Dataset rows for apps and sites
********************
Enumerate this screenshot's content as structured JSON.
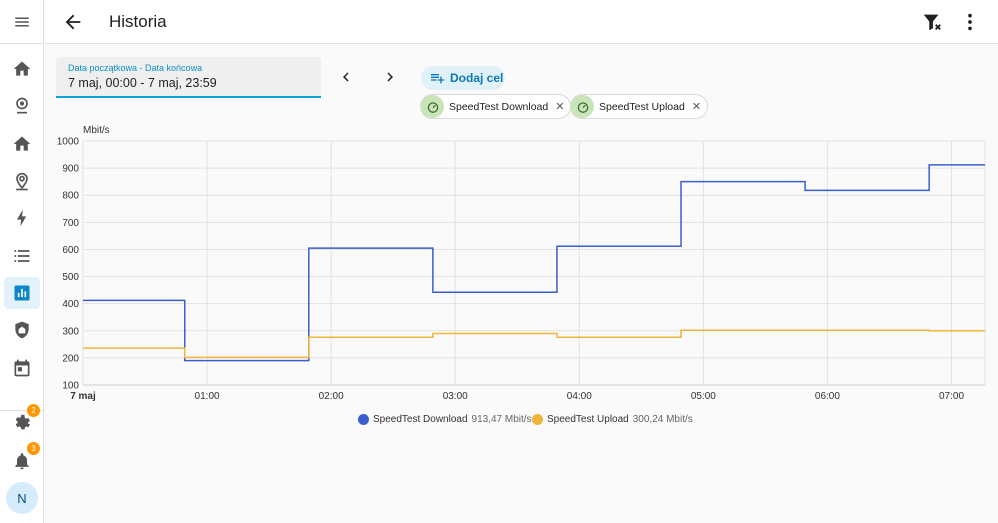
{
  "header": {
    "title": "Historia"
  },
  "date_field": {
    "label": "Data początkowa - Data końcowa",
    "value": "7 maj, 00:00 - 7 maj, 23:59"
  },
  "add_target": {
    "label": "Dodaj cel"
  },
  "chips": [
    {
      "label": "SpeedTest Download"
    },
    {
      "label": "SpeedTest Upload"
    }
  ],
  "sidebar": {
    "items": [
      {
        "icon": "home-icon"
      },
      {
        "icon": "webcam-icon"
      },
      {
        "icon": "home-icon"
      },
      {
        "icon": "map-marker-icon"
      },
      {
        "icon": "lightning-icon"
      },
      {
        "icon": "list-icon"
      },
      {
        "icon": "chart-box-icon"
      },
      {
        "icon": "shield-icon"
      },
      {
        "icon": "calendar-icon"
      }
    ],
    "settings_badge": "2",
    "notifications_badge": "3",
    "avatar": "N"
  },
  "chart_data": {
    "type": "line",
    "ylabel": "Mbit/s",
    "ylim": [
      100,
      1000
    ],
    "yticks": [
      "100",
      "200",
      "300",
      "400",
      "500",
      "600",
      "700",
      "800",
      "900",
      "1000"
    ],
    "xticks": [
      "7 maj",
      "01:00",
      "02:00",
      "03:00",
      "04:00",
      "05:00",
      "06:00",
      "07:00"
    ],
    "grid": true,
    "step": true,
    "series": [
      {
        "name": "SpeedTest Download",
        "color": "#3a5fcd",
        "state": "913,47 Mbit/s",
        "points": [
          [
            0,
            412
          ],
          [
            0.82,
            190
          ],
          [
            1.82,
            605
          ],
          [
            2.82,
            442
          ],
          [
            3.82,
            612
          ],
          [
            4.82,
            850
          ],
          [
            5.82,
            818
          ],
          [
            6.82,
            912
          ],
          [
            7.45,
            912
          ]
        ]
      },
      {
        "name": "SpeedTest Upload",
        "color": "#f0b53a",
        "state": "300,24 Mbit/s",
        "points": [
          [
            0,
            236
          ],
          [
            0.82,
            202
          ],
          [
            1.82,
            276
          ],
          [
            2.82,
            290
          ],
          [
            3.82,
            276
          ],
          [
            4.82,
            302
          ],
          [
            5.82,
            302
          ],
          [
            6.82,
            300
          ],
          [
            7.45,
            300
          ]
        ]
      }
    ]
  }
}
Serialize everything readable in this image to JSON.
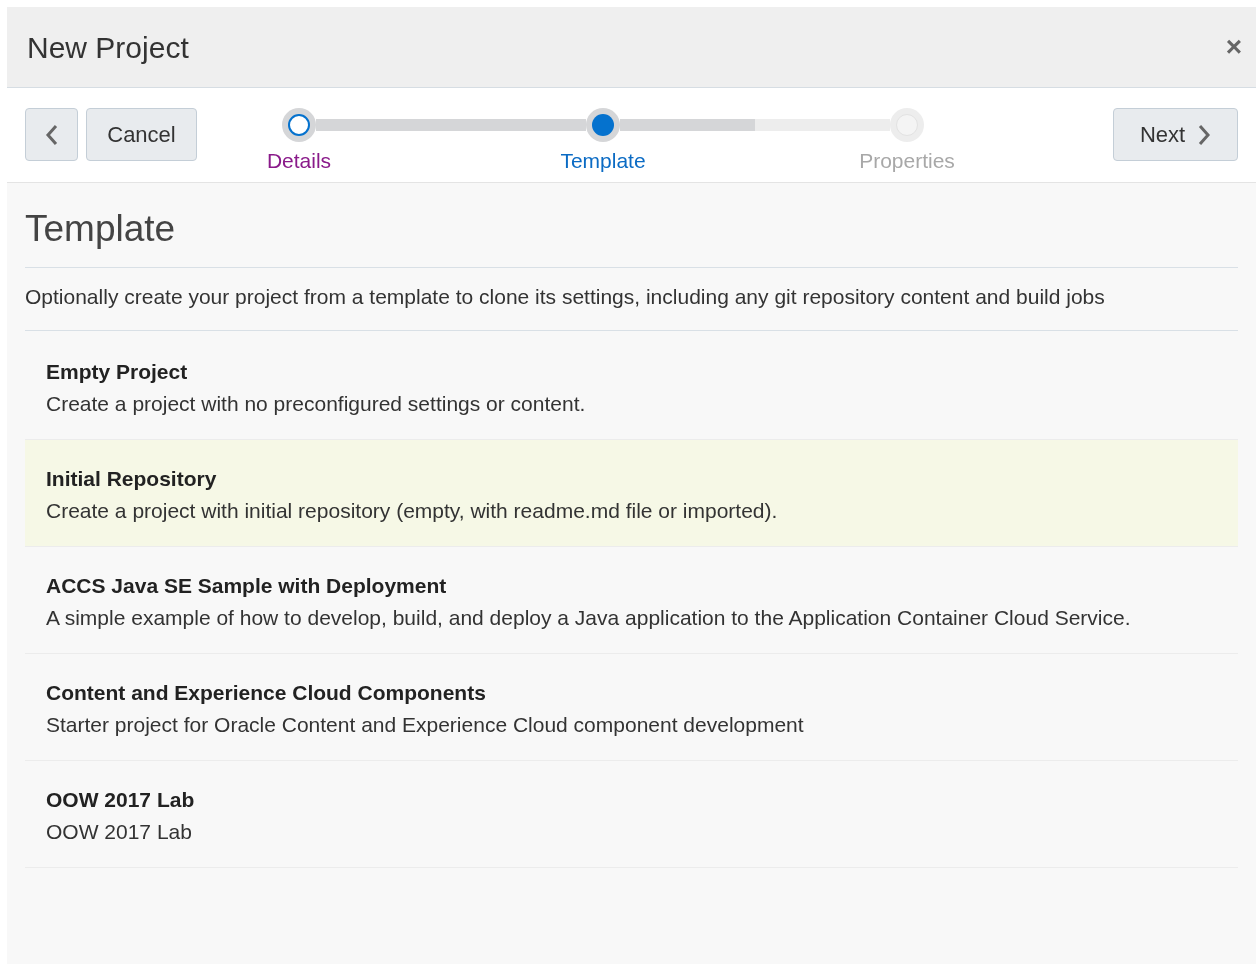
{
  "dialog": {
    "title": "New Project",
    "close": "×"
  },
  "toolbar": {
    "cancel": "Cancel",
    "next": "Next"
  },
  "steps": [
    {
      "label": "Details",
      "selected": false,
      "disabled": false
    },
    {
      "label": "Template",
      "selected": true,
      "disabled": false
    },
    {
      "label": "Properties",
      "selected": false,
      "disabled": true
    }
  ],
  "section": {
    "heading": "Template",
    "description": "Optionally create your project from a template to clone its settings, including any git repository content and build jobs"
  },
  "templates": [
    {
      "name": "Empty Project",
      "description": "Create a project with no preconfigured settings or content.",
      "selected": false
    },
    {
      "name": "Initial Repository",
      "description": "Create a project with initial repository (empty, with readme.md file or imported).",
      "selected": true
    },
    {
      "name": "ACCS Java SE Sample with Deployment",
      "description": "A simple example of how to develop, build, and deploy a Java application to the Application Container Cloud Service.",
      "selected": false
    },
    {
      "name": "Content and Experience Cloud Components",
      "description": "Starter project for Oracle Content and Experience Cloud component development",
      "selected": false
    },
    {
      "name": "OOW 2017 Lab",
      "description": "OOW 2017 Lab",
      "selected": false
    }
  ]
}
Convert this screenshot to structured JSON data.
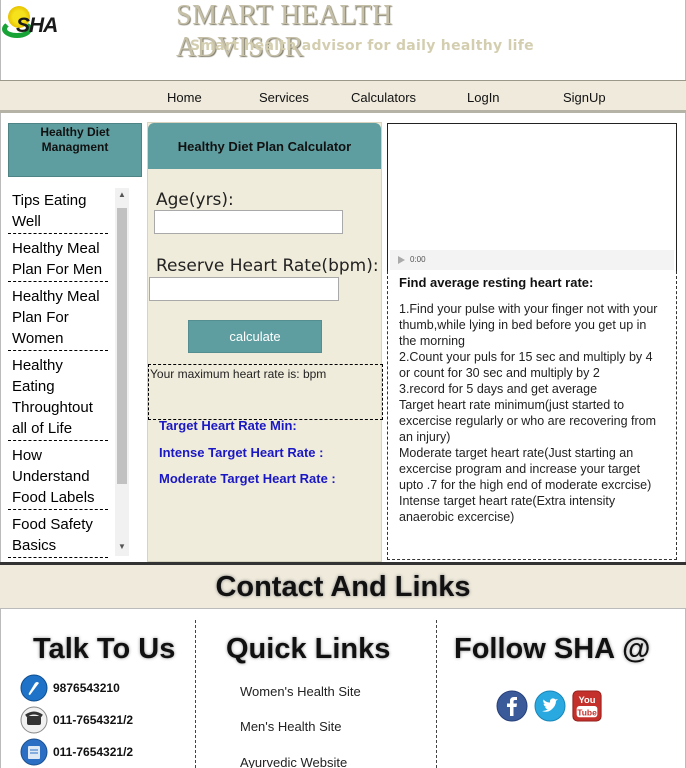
{
  "header": {
    "logo_text": "SHA",
    "title": "SMART HEALTH ADVISOR",
    "subtitle": "Smart health advisor for daily healthy life"
  },
  "nav": [
    "Home",
    "Services",
    "Calculators",
    "LogIn",
    "SignUp"
  ],
  "sidebar": {
    "heading": "Healthy Diet Managment",
    "items": [
      "Tips Eating Well",
      "Healthy Meal Plan For Men",
      "Healthy Meal Plan For Women",
      "Healthy Eating Throughtout all of Life",
      "How Understand Food Labels",
      "Food Safety Basics"
    ]
  },
  "calculator": {
    "heading": "Healthy Diet Plan Calculator",
    "age_label": "Age(yrs):",
    "hr_label": "Reserve Heart Rate(bpm):",
    "button": "calculate",
    "max_result": "Your maximum heart rate is: bpm",
    "target_min": "Target Heart Rate Min:",
    "target_intense": "Intense Target Heart Rate :",
    "target_moderate": "Moderate Target Heart Rate :"
  },
  "video": {
    "time": "0:00"
  },
  "info": {
    "title": "Find average resting heart rate:",
    "lines": [
      "1.Find your pulse with your finger not with your thumb,while lying in bed before you get up in the morning",
      "2.Count your puls for 15 sec and multiply by 4 or count for 30 sec and multiply by 2",
      "3.record for 5 days and get average",
      "Target heart rate minimum(just started to excercise regularly or who are recovering from an injury)",
      "Moderate target heart rate(Just starting an excercise program and increase your target upto .7 for the high end of moderate excrcise)",
      "Intense target heart rate(Extra intensity anaerobic excercise)"
    ]
  },
  "contact": {
    "heading": "Contact And Links",
    "talk_heading": "Talk To Us",
    "quick_heading": "Quick Links",
    "follow_heading": "Follow SHA @",
    "phones": [
      {
        "icon": "mobile-phone-icon",
        "value": "9876543210"
      },
      {
        "icon": "telephone-icon",
        "value": "011-7654321/2"
      },
      {
        "icon": "fax-icon",
        "value": "011-7654321/2"
      }
    ],
    "links": [
      "Women's Health Site",
      "Men's Health Site",
      "Ayurvedic Website"
    ],
    "social": [
      "facebook-icon",
      "twitter-icon",
      "youtube-icon"
    ]
  },
  "colors": {
    "teal": "#5f9ea0",
    "beige": "#efeadb",
    "target_blue": "#1a17c4"
  }
}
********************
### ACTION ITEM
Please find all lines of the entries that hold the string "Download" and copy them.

### RESULT
      "label": "SpeedTest Download"
        "name": "SpeedTest Download",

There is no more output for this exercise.